Research development in the Arctic and Antarctic play an important role in Russian policymaking. Although, due to its size and bureaucratic complexity, there are unique challenges in regulating and funding polar research in Russia, with its scientific networks and facilities widely covering various domains related to the Arctic and Antarctic. Remoteness of the polar regions, necessity for continuous improvement of the polar research stations and other research facilities, as well as climate change and other challenges trigger the interest in a greater scientific cooperation both within Russia and internationally.

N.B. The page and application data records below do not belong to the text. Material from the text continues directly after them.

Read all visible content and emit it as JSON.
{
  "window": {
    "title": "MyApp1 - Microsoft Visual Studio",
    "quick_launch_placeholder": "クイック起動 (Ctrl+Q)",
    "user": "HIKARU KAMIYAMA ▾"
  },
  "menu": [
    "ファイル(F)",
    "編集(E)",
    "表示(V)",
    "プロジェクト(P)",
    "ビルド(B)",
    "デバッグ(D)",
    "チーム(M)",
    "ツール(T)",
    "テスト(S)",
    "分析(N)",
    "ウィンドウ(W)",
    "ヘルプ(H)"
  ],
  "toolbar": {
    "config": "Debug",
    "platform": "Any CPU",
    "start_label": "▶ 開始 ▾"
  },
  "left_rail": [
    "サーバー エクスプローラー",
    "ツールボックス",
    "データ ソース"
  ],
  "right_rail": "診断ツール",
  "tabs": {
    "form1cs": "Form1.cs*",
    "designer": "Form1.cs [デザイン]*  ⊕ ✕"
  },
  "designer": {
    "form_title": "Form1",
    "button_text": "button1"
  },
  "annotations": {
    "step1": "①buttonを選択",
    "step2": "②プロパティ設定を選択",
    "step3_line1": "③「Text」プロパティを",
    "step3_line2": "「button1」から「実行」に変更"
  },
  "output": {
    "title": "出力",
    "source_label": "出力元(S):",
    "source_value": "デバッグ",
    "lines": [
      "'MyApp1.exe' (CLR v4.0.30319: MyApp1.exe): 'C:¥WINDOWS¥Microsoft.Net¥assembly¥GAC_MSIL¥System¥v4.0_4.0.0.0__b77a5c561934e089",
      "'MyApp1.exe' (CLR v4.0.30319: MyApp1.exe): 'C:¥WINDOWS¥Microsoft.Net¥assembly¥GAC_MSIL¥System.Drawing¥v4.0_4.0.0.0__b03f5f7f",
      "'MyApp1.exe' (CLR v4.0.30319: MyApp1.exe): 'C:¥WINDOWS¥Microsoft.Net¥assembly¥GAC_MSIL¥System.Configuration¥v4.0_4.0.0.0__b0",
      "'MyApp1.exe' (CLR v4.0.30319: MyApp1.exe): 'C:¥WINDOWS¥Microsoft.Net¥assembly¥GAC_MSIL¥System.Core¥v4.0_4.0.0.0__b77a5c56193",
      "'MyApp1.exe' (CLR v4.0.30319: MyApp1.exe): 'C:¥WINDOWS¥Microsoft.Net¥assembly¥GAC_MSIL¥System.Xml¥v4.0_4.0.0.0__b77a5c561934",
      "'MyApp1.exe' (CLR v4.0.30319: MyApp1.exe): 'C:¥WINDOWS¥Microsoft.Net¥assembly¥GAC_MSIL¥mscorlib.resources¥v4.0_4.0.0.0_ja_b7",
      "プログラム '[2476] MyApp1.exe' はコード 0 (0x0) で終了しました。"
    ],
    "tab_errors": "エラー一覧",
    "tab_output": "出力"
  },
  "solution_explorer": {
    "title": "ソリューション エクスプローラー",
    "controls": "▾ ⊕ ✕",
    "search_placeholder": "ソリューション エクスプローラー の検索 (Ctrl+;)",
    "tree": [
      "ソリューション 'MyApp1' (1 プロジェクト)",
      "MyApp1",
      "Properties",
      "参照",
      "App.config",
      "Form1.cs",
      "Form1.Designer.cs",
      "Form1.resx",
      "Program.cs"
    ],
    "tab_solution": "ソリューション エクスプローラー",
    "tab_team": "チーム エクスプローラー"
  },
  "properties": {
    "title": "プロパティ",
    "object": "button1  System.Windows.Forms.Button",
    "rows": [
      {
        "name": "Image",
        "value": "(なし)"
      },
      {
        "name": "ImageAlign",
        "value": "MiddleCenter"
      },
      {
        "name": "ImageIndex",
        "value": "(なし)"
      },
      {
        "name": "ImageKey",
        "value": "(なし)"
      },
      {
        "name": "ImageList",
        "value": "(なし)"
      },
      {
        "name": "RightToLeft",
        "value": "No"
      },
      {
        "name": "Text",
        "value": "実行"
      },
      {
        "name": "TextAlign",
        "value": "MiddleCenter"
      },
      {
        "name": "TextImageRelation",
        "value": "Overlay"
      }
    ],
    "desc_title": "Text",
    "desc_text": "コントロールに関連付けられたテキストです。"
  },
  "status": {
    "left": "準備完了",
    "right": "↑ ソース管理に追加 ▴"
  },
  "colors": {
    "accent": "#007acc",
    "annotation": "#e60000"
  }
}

This document was prepared for the European Polar Board’s Action Group on International Cooperation as a background paper with the aim to map Russian polar research actors and infrastructure and to help EPB and its Members, as well as general public, navigate the country’s Arctic and Antarctic scientific landscape. It provides an overview of Russian policies and legal framework in the area of the Arctic and Antarctic research, its stakeholders and infrastructure, international cooperation in the polar regions, as well as funding.

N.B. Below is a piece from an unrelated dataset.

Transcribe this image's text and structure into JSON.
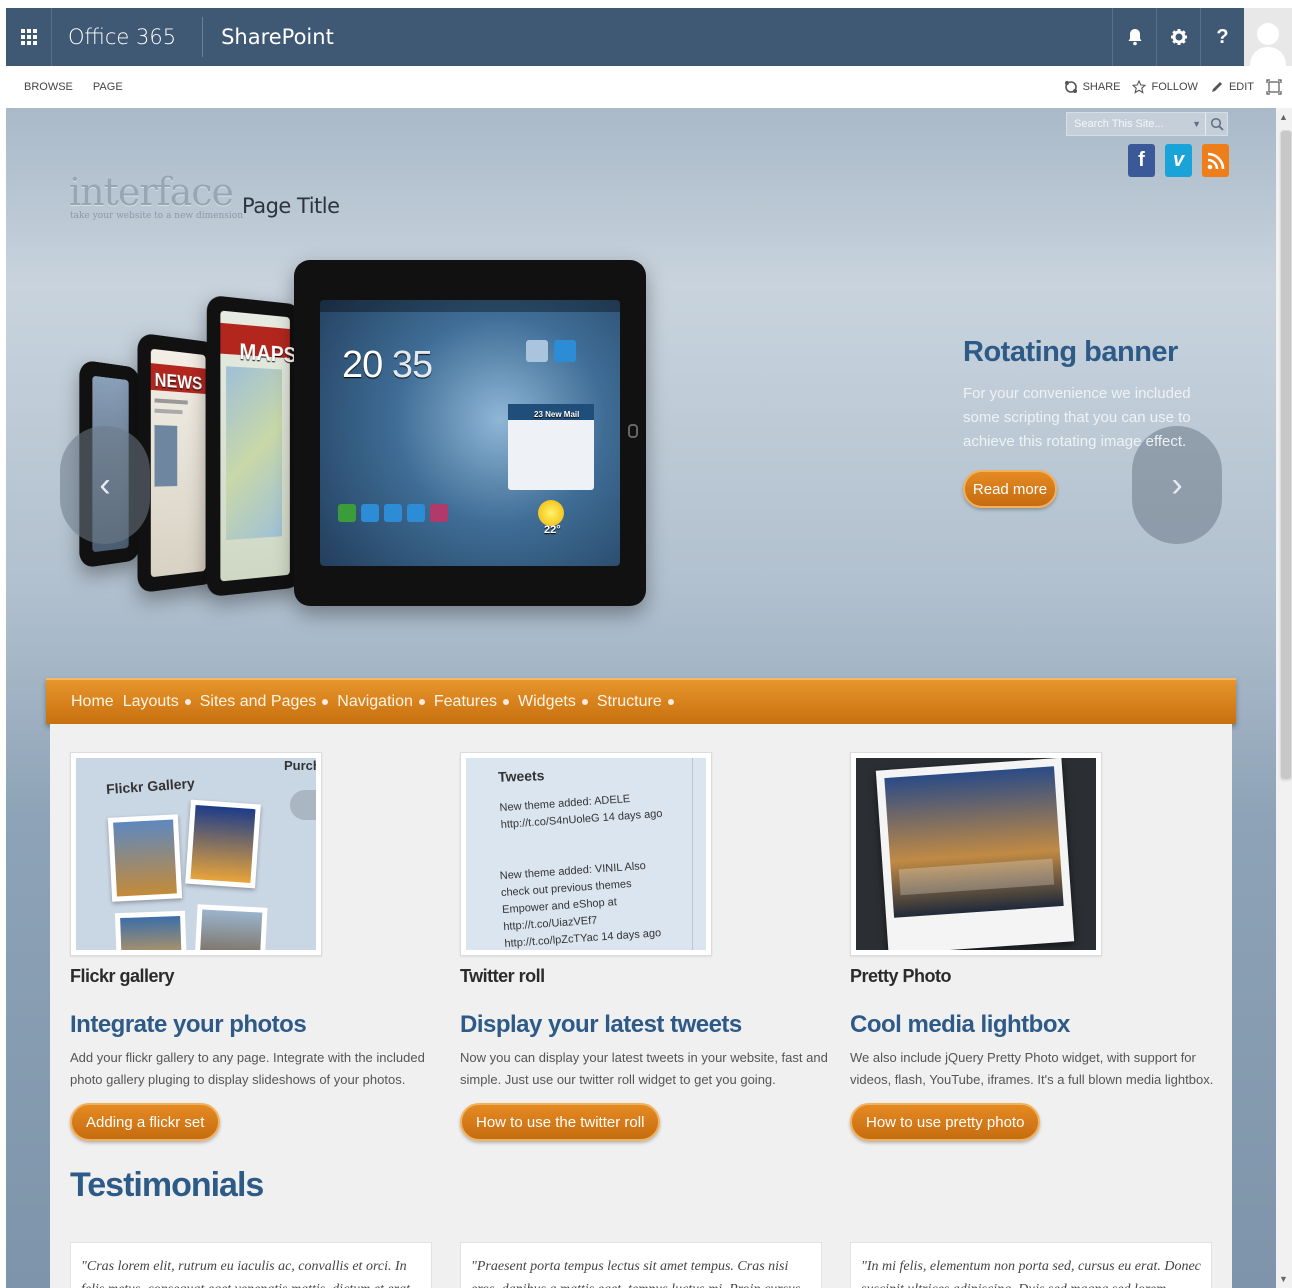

The important part of this background report is its glossary. It is dedicated to recording major actors in Russian policymaking in the polar regions, academic institutions, and their fleet. The glossary is not exhaustive, but it provides a good outline of the actors involved and may be consulted separately from the main document. Notably, it includes the links and basic information on all the mentioned actors.

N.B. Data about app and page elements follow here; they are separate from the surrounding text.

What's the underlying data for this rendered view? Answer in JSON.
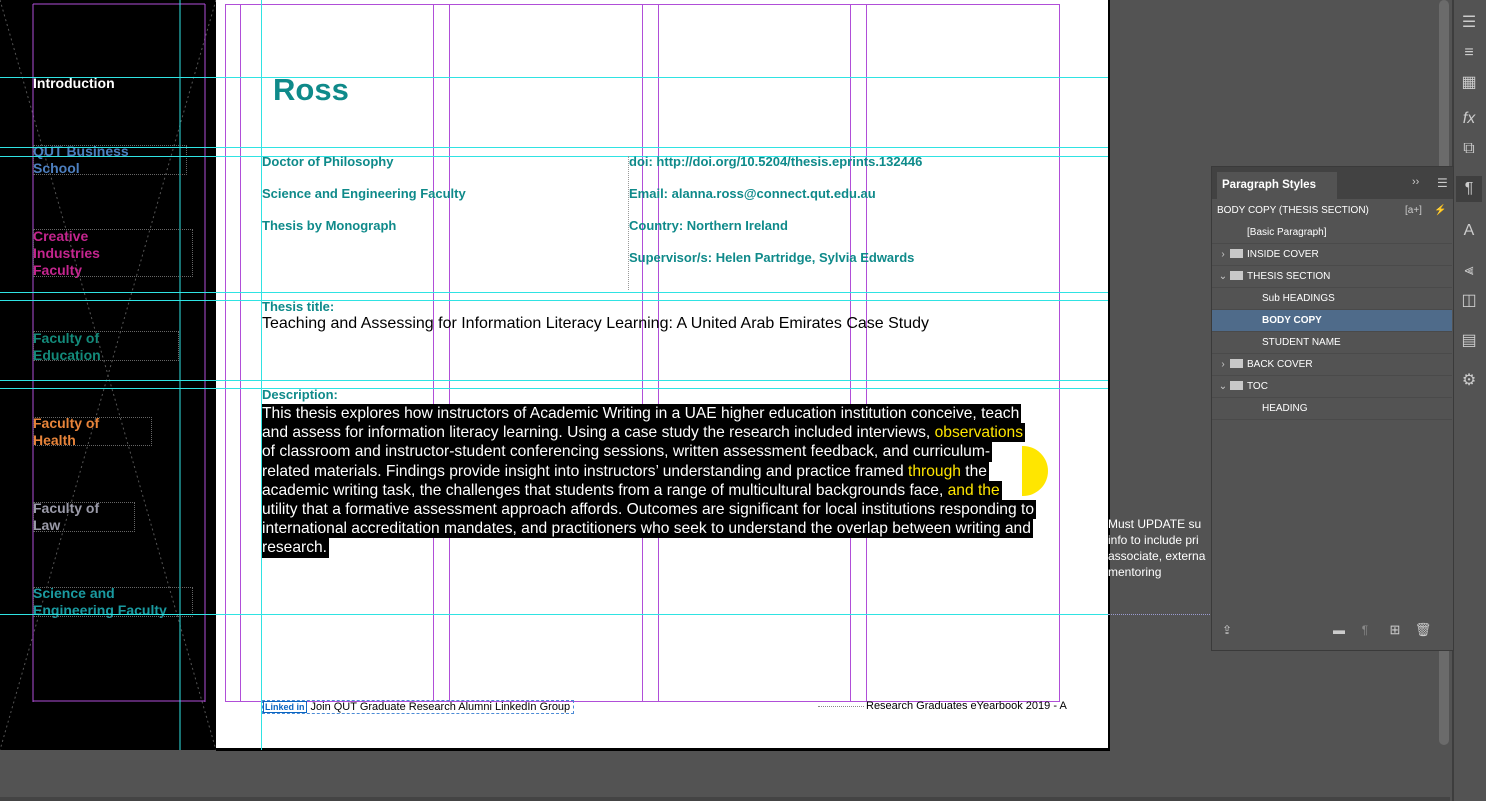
{
  "left_sections": [
    {
      "label": "Introduction",
      "color": "#ffffff"
    },
    {
      "label": "QUT Business School",
      "color": "#4d7fbf"
    },
    {
      "label": "Creative Industries Faculty",
      "color": "#c4258e"
    },
    {
      "label": "Faculty of Education",
      "color": "#138a7a"
    },
    {
      "label": "Faculty of Health",
      "color": "#e8843a"
    },
    {
      "label": "Faculty of Law",
      "color": "#9a9aa8"
    },
    {
      "label": "Science and Engineering Faculty",
      "color": "#1a9aa0"
    }
  ],
  "student": {
    "name": "Ross"
  },
  "meta_left": [
    "Doctor of Philosophy",
    "Science and Engineering Faculty",
    "Thesis by Monograph"
  ],
  "meta_right": [
    "doi: http://doi.org/10.5204/thesis.eprints.132446",
    "Email: alanna.ross@connect.qut.edu.au",
    "Country: Northern Ireland",
    "Supervisor/s: Helen Partridge, Sylvia Edwards"
  ],
  "thesis": {
    "title_label": "Thesis title:",
    "title": "Teaching and Assessing for Information Literacy Learning: A United Arab Emirates Case Study",
    "description_label": "Description:",
    "description_lines": [
      "This thesis explores how instructors of Academic Writing in a UAE higher education institution conceive, teach",
      "and assess for information literacy learning. Using a case study the research included interviews, observations",
      "of classroom and instructor-student conferencing sessions, written assessment feedback, and curriculum-",
      "related materials.  Findings provide insight into instructors’ understanding and practice framed through the",
      "academic writing task, the challenges that students from a range of multicultural backgrounds face, and the",
      "utility that a formative assessment approach affords.  Outcomes are significant for local institutions responding to",
      "international accreditation mandates, and practitioners who seek to understand the overlap between writing and",
      "research."
    ]
  },
  "footer": {
    "linkedin_badge": "Linked in",
    "left": "Join QUT Graduate Research Alumni LinkedIn Group",
    "right": "Research Graduates eYearbook 2019 - A"
  },
  "note": {
    "lines": [
      "Must UPDATE su",
      "info to include pri",
      "associate, externa",
      "mentoring"
    ]
  },
  "paragraph_styles_panel": {
    "title": "Paragraph Styles",
    "current_style": "BODY COPY (THESIS SECTION)",
    "items": [
      {
        "label": "[Basic Paragraph]",
        "kind": "style",
        "level": 1
      },
      {
        "label": "INSIDE COVER",
        "kind": "folder",
        "level": 0,
        "expanded": false
      },
      {
        "label": "THESIS SECTION",
        "kind": "folder",
        "level": 0,
        "expanded": true
      },
      {
        "label": "Sub HEADINGS",
        "kind": "style",
        "level": 2
      },
      {
        "label": "BODY COPY",
        "kind": "style",
        "level": 2,
        "selected": true
      },
      {
        "label": "STUDENT NAME",
        "kind": "style",
        "level": 2
      },
      {
        "label": "BACK COVER",
        "kind": "folder",
        "level": 0,
        "expanded": false
      },
      {
        "label": "TOC",
        "kind": "folder",
        "level": 0,
        "expanded": true
      },
      {
        "label": "HEADING",
        "kind": "style",
        "level": 2
      }
    ],
    "new_style_label": "[a+]"
  },
  "toolbar_icons": [
    "menu-icon",
    "stroke-icon",
    "swatches-icon",
    "pages-icon",
    "effects-icon",
    "links-icon",
    "paragraph-styles-icon",
    "character-styles-icon",
    "align-icon",
    "pathfinder-icon",
    "text-wrap-icon",
    "scripts-icon"
  ],
  "colors": {
    "accent_teal": "#0f8a8a",
    "guide_cyan": "#2fe3e3",
    "margin_purple": "#b04ed8",
    "highlight_yellow": "#ffe600",
    "selected_row": "#4f6b8a"
  }
}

All the information used in this paper was found in the publicly available sources. Some chapters include information on representatives of governmental bodies or research institutions. This information reflects the situation as of October 2021 and requires regular updates.
To view the report, click here. The report was prepared by Nina Lavrenteva, University of Liège, for the EPB Action Group on International Cooperation.